In an odd way, The Overhaul resembles The Wake in its evocation of the landscape and in its occasional dip into Scots (as in the poem “Tae the Fates,” in which the speaker begs the powers that be for just “ane summer mair” to make “ane perfect poem”) to conjure up a sense of a different time. While these poems develop a sense of sadness for the things of this world that are passing away, like the young eagle in “The Halfling” leaving its youth behind or the seasons that fade, there is also a sense of hope in them, which I found refreshing and necessary after the marathon of The Wake; I’ve gone back to these poems more than once after reading them.


*I received a copy of this book from the publisher for review consideration, which did not affect the content of my review.

**One wonders, though, if he’s read Hilary Mantel.

***(I took a picture to prove it, but the whole disembodied-arm thing didn’t really seem like the best choice here).

****Or get in touch with me (e-mail, Twitter, instagram) and I’ll send you an audio file of me reading them. This book is built to be read aloud.

“answering through the vastnesses”: Kathleen Jamie’s “The Whales”

Photo by Christopher Campbell via Unsplash

Photo by Christopher Campbell via Unsplash

Lately I’ve been reading Kathleen Jamie’s superb book The Overhaul, which landed on my radar months ago thanks to Graywolf Press‘s delightful habit of posting a poem of the week on its website.
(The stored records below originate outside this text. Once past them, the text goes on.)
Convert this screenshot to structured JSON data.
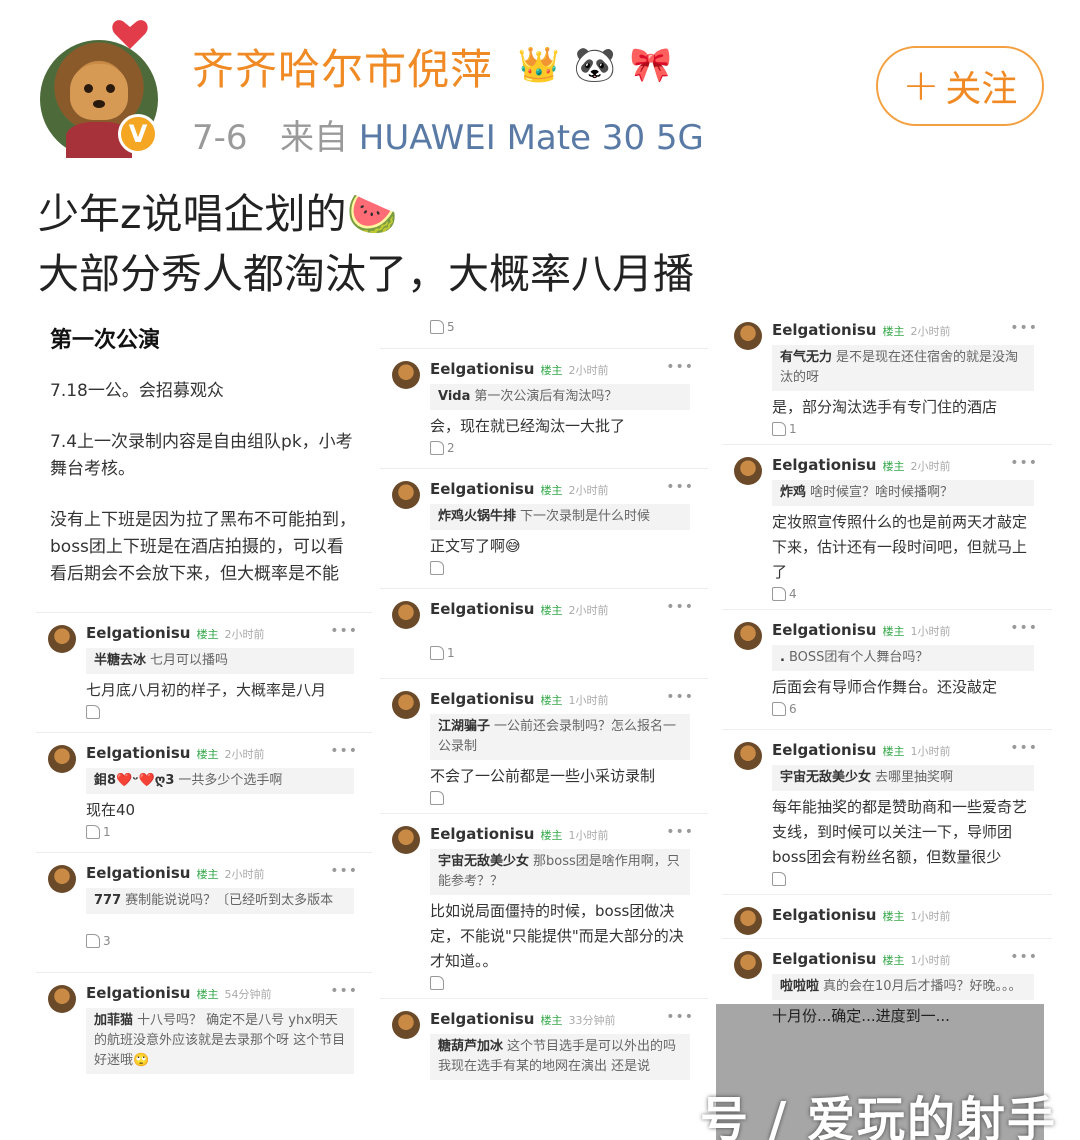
{
  "post": {
    "username": "齐齐哈尔市倪萍",
    "badges": [
      "👑",
      "🐼",
      "🎀"
    ],
    "date": "7-6",
    "source_prefix": "来自",
    "device": "HUAWEI Mate 30 5G",
    "follow_label": "关注",
    "follow_plus": "+",
    "verified": "V",
    "text_line1": "少年z说唱企划的🍉",
    "text_line2": "大部分秀人都淘汰了，大概率八月播"
  },
  "col1": {
    "title": "第一次公演",
    "p1": "7.18一公。会招募观众",
    "p2": "7.4上一次录制内容是自由组队pk，小考舞台考核。",
    "p3": "没有上下班是因为拉了黑布不可能拍到，boss团上下班是在酒店拍摄的，可以看看后期会不会放下来，但大概率是不能",
    "comments": [
      {
        "name": "Eelgationisu",
        "tag": "楼主",
        "time": "2小时前",
        "qname": "半糖去冰",
        "quote": "七月可以播吗",
        "reply": "七月底八月初的样子，大概率是八月",
        "likes": ""
      },
      {
        "name": "Eelgationisu",
        "tag": "楼主",
        "time": "2小时前",
        "qname": "鉬8❤️ᵕ❤️ღ3",
        "quote": "一共多少个选手啊",
        "reply": "现在40",
        "likes": "1"
      },
      {
        "name": "Eelgationisu",
        "tag": "楼主",
        "time": "2小时前",
        "qname": "777",
        "quote": "赛制能说说吗？〔已经听到太多版本",
        "reply": "",
        "likes": "3"
      },
      {
        "name": "Eelgationisu",
        "tag": "楼主",
        "time": "54分钟前",
        "qname": "加菲猫",
        "quote": "十八号吗？ 确定不是八号 yhx明天的航班没意外应该就是去录那个呀 这个节目好迷哦🙄",
        "reply": "",
        "likes": ""
      }
    ]
  },
  "col2": {
    "top_likes": "5",
    "comments": [
      {
        "name": "Eelgationisu",
        "tag": "楼主",
        "time": "2小时前",
        "qname": "Vida",
        "quote": "第一次公演后有淘汰吗？",
        "reply": "会，现在就已经淘汰一大批了",
        "likes": "2"
      },
      {
        "name": "Eelgationisu",
        "tag": "楼主",
        "time": "2小时前",
        "qname": "炸鸡火锅牛排",
        "quote": "下一次录制是什么时候",
        "reply": "正文写了啊😅",
        "likes": ""
      },
      {
        "name": "Eelgationisu",
        "tag": "楼主",
        "time": "2小时前",
        "qname": "",
        "quote": "",
        "reply": "",
        "likes": "1"
      },
      {
        "name": "Eelgationisu",
        "tag": "楼主",
        "time": "1小时前",
        "qname": "江湖骗子",
        "quote": "一公前还会录制吗？怎么报名一公录制",
        "reply": "不会了一公前都是一些小采访录制",
        "likes": ""
      },
      {
        "name": "Eelgationisu",
        "tag": "楼主",
        "time": "1小时前",
        "qname": "宇宙无敌美少女",
        "quote": "那boss团是啥作用啊，只能参考？？",
        "reply": "比如说局面僵持的时候，boss团做决定，不能说\"只能提供\"而是大部分的决才知道。。",
        "likes": ""
      },
      {
        "name": "Eelgationisu",
        "tag": "楼主",
        "time": "33分钟前",
        "qname": "糖葫芦加冰",
        "quote": "这个节目选手是可以外出的吗 我现在选手有某的地网在演出 还是说",
        "reply": "",
        "likes": ""
      }
    ]
  },
  "col3": {
    "comments": [
      {
        "name": "Eelgationisu",
        "tag": "楼主",
        "time": "2小时前",
        "qname": "有气无力",
        "quote": "是不是现在还住宿舍的就是没淘汰的呀",
        "reply": "是，部分淘汰选手有专门住的酒店",
        "likes": "1"
      },
      {
        "name": "Eelgationisu",
        "tag": "楼主",
        "time": "2小时前",
        "qname": "炸鸡",
        "quote": "啥时候宣？啥时候播啊？",
        "reply": "定妆照宣传照什么的也是前两天才敲定下来，估计还有一段时间吧，但就马上了",
        "likes": "4"
      },
      {
        "name": "Eelgationisu",
        "tag": "楼主",
        "time": "1小时前",
        "qname": ".",
        "quote": "BOSS团有个人舞台吗？",
        "reply": "后面会有导师合作舞台。还没敲定",
        "likes": "6"
      },
      {
        "name": "Eelgationisu",
        "tag": "楼主",
        "time": "1小时前",
        "qname": "宇宙无敌美少女",
        "quote": "去哪里抽奖啊",
        "reply": "每年能抽奖的都是赞助商和一些爱奇艺支线，到时候可以关注一下，导师团boss团会有粉丝名额，但数量很少",
        "likes": ""
      },
      {
        "name": "Eelgationisu",
        "tag": "楼主",
        "time": "1小时前",
        "qname": "",
        "quote": "",
        "reply": "",
        "likes": ""
      },
      {
        "name": "Eelgationisu",
        "tag": "楼主",
        "time": "1小时前",
        "qname": "啦啦啦",
        "quote": "真的会在10月后才播吗？好晚。。。",
        "reply": "十月份...确定...进度到一...",
        "likes": ""
      }
    ]
  },
  "watermark": "号 / 爱玩的射手"
}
I read “The Whales” and just couldn’t get it out of my head for weeks. It’s a bit funny, very beautiful, and then unsettling (with that Dickinson dash in the last line), all in just sixteen short lines. It’s one of my new favorite sea poems.

I hope you’ll take a few minutes to read it and tell me what you think!